1. Apr 22, 2006

Lisa...

I have to show that for a van der Waals gas the critical temperature, volume and pressure are given by:

$$T_c= \frac{8a}{27bR}$$

$$V_c= 3nb$$

$$p_c= \frac{a}{27b^2}$$

I started off this way:

Van der Waals states that for a non ideal gas the pressure is:

$$P = \frac{nRT}{V-nb} - a \frac{n^2}{V^2}$$

with a and b constants...

The point of inflection of the (V,p) graph is the critical volume + temperature. Therefore this point is given by the conditions:

$$\frac{\delta p}{\delta V} =0$$

$$\frac{\delta ^2 p}{\delta V^2} =0$$

I came to the conclusion that these conditions are:

$$\frac{\delta p}{\delta V} = - \frac{nRT}{(V-nb)^2} + \frac{2an^2}{V^3}=0$$

$$\frac{\delta ^2 p}{\delta V^2} = \frac{2 nRT}{(V-nb)^3} - \frac{6an^2}{V^4}=0$$

Now how do I obtain V /Tfrom these two equations?
I believe I need to set the second equation equal to 0 and solve for V & T. Then substitute the answer in the first one and show that it also equals 0.
Only: how do I get an expression for V & T?!?!?! I've done the following:

$$\frac{2 nRT}{(V-nb)^3} - \frac{6an^2}{V^4}=0$$

$$\frac{2 nRT}{(V-nb)^3} = \frac{6an^2}{V^4}$$

$$\frac{nRT}{(V-nb)^3} = \frac{3an^2}{V^4}$$

Last edited: Apr 22, 2006
2. Apr 22, 2006

Bystander

Two equations and three unknowns?

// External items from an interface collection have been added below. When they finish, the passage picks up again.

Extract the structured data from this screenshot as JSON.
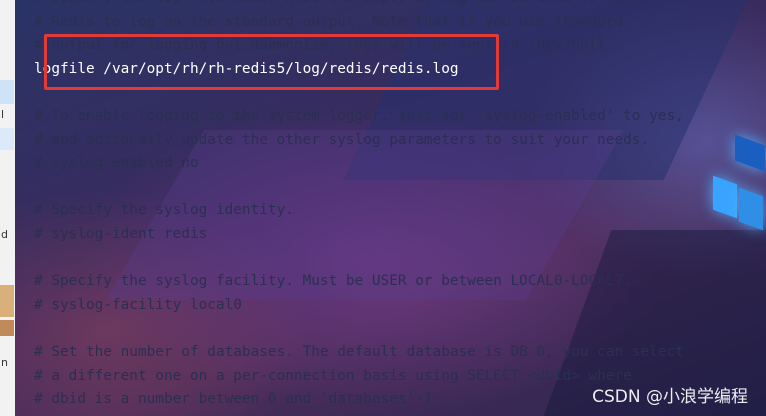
{
  "terminal": {
    "lines": [
      {
        "text": "# specify the log file name. Also the empty string can be used to force",
        "kind": "comment"
      },
      {
        "text": "# Redis to log on the standard output. Note that if you use standard",
        "kind": "comment"
      },
      {
        "text": "# output for logging but daemonize, logs will be sent to /dev/null",
        "kind": "comment"
      },
      {
        "text": "logfile /var/opt/rh/rh-redis5/log/redis/redis.log",
        "kind": "command"
      },
      {
        "text": "",
        "kind": "blank"
      },
      {
        "text": "# To enable logging to the system logger, just set 'syslog-enabled' to yes,",
        "kind": "comment"
      },
      {
        "text": "# and optionally update the other syslog parameters to suit your needs.",
        "kind": "comment"
      },
      {
        "text": "# syslog-enabled no",
        "kind": "comment"
      },
      {
        "text": "",
        "kind": "blank"
      },
      {
        "text": "# Specify the syslog identity.",
        "kind": "comment"
      },
      {
        "text": "# syslog-ident redis",
        "kind": "comment"
      },
      {
        "text": "",
        "kind": "blank"
      },
      {
        "text": "# Specify the syslog facility. Must be USER or between LOCAL0-LOCAL7.",
        "kind": "comment"
      },
      {
        "text": "# syslog-facility local0",
        "kind": "comment"
      },
      {
        "text": "",
        "kind": "blank"
      },
      {
        "text": "# Set the number of databases. The default database is DB 0, you can select",
        "kind": "comment"
      },
      {
        "text": "# a different one on a per-connection basis using SELECT <dbid> where",
        "kind": "comment"
      },
      {
        "text": "# dbid is a number between 0 and 'databases'-1",
        "kind": "comment"
      }
    ],
    "comment_color": "#2b2f52",
    "command_color": "#ffffff",
    "highlight_color": "#e53935"
  },
  "left_strip": {
    "glyphs": [
      "l",
      "d",
      "n"
    ]
  },
  "watermark": "CSDN @小浪学编程"
}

Think there might be a third relation laying around somewhere? See anything you can easily eliminate by rearranging your two derivatives?

3. Apr 23, 2006

Lisa...

I think I've managed to solve the problem:

I've used the second derivative to obtain an expression for T, then I've substituted it into the first one and solved for V. This expression matched the given one, so I knew I was on the right track. Next I've substituted the expression for V into the one I had for T and simplified, which also gave me the given expression. Finding p was really easy by then (with filled in values for V and T in the van der waals formula)....

Thanks anyways for trying to help :)

4. Apr 23, 2006

Gokul43201

Staff Emeritus
Lisa!

$$\frac{nRT}{(V-nb)^2} = \frac{2an^2}{V^3}$$

and

$$\frac{2 nRT}{(V-nb)^3} = \frac{6an^2}{V^4}$$

Dividing one by the other directly gives you Vc = 3nb. Plug this into either of the two to find Tc. Plug Vc and Tc into the Van der Waals equation to find Pc.

5. Sep 10, 2009

IITian

These will be quite useful for people working with critical fluids, particularly for Carbon dioxide capture, transportation and storage. Needless to say that Van der Waals EoS is not valid for CO2!